Task item:
Pick out all lines with the word "Sotli" from the records that follow.
---------- Extracted information
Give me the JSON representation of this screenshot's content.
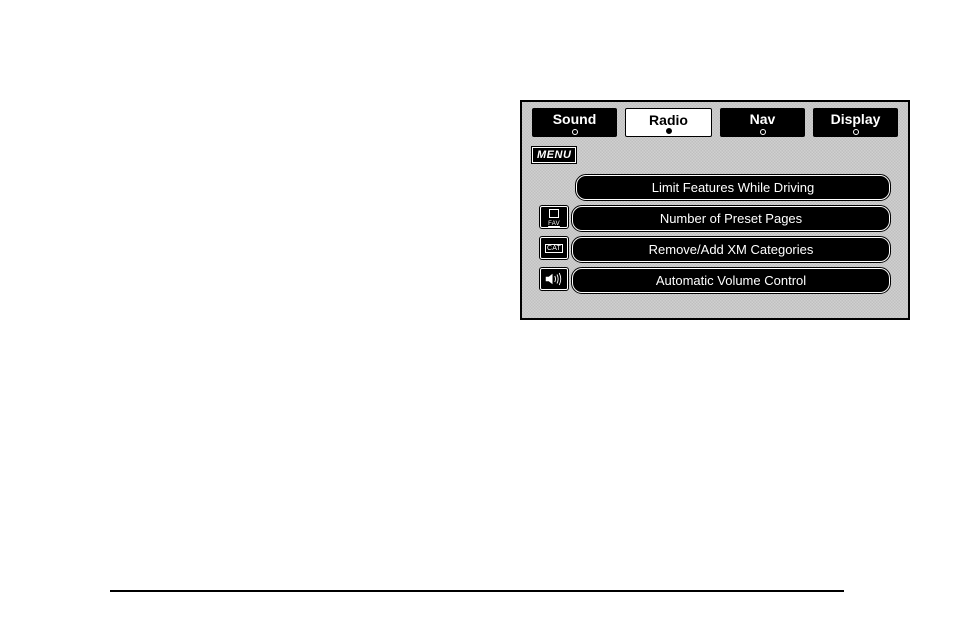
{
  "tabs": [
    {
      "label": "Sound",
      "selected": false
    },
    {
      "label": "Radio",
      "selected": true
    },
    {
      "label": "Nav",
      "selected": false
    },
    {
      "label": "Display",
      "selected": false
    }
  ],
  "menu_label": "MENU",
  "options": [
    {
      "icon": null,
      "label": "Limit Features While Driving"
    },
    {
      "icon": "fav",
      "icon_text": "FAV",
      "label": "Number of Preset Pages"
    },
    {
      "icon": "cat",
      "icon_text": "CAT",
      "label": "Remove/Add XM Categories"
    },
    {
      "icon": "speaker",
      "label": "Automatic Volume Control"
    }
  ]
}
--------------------
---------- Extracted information
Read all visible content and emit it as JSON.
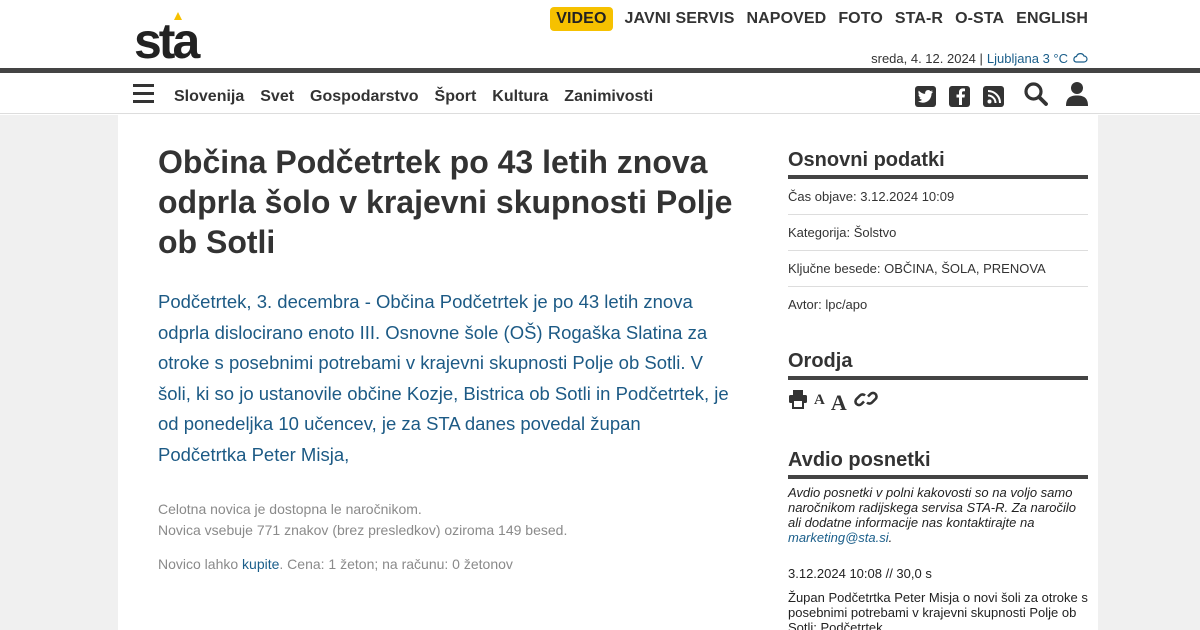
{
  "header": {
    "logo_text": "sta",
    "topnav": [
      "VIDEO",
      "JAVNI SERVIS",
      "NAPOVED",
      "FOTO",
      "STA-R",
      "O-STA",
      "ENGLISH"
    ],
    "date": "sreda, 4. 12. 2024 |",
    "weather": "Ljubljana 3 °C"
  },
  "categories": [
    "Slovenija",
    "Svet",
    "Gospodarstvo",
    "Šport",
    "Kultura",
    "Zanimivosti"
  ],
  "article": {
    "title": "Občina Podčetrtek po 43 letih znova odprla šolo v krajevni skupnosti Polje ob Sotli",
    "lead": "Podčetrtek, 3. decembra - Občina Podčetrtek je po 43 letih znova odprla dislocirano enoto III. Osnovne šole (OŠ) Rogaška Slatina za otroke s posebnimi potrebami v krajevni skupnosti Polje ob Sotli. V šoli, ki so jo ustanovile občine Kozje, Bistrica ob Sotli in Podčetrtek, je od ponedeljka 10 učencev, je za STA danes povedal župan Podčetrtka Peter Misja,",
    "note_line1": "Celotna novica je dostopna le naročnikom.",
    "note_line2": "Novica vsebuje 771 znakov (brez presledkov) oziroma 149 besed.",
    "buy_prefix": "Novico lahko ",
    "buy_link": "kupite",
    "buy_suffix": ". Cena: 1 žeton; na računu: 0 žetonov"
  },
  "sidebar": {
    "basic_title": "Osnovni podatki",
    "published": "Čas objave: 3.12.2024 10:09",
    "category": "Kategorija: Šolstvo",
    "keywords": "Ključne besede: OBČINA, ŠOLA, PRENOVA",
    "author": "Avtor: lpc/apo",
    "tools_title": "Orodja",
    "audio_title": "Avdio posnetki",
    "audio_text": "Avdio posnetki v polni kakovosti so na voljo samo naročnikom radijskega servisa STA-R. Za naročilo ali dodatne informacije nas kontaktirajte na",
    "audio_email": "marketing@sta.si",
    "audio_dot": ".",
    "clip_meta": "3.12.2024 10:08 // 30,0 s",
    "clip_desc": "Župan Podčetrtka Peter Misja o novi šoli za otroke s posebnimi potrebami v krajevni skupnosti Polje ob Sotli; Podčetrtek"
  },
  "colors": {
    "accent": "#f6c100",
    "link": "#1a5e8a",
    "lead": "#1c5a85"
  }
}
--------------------
Exercise solution:
    "title": "Občina Podčetrtek po 43 letih znova odprla šolo v krajevni skupnosti Polje ob Sotli",
    "lead": "Podčetrtek, 3. decembra - Občina Podčetrtek je po 43 letih znova odprla dislocirano enoto III. Osnovne šole (OŠ) Rogaška Slatina za otroke s posebnimi potrebami v krajevni skupnosti Polje ob Sotli. V šoli, ki so jo ustanovile občine Kozje, Bistrica ob Sotli in Podčetrtek, je od ponedeljka 10 učencev, je za STA danes povedal župan Podčetrtka Peter Misja,",
    "clip_desc": "Župan Podčetrtka Peter Misja o novi šoli za otroke s posebnimi potrebami v krajevni skupnosti Polje ob Sotli; Podčetrtek"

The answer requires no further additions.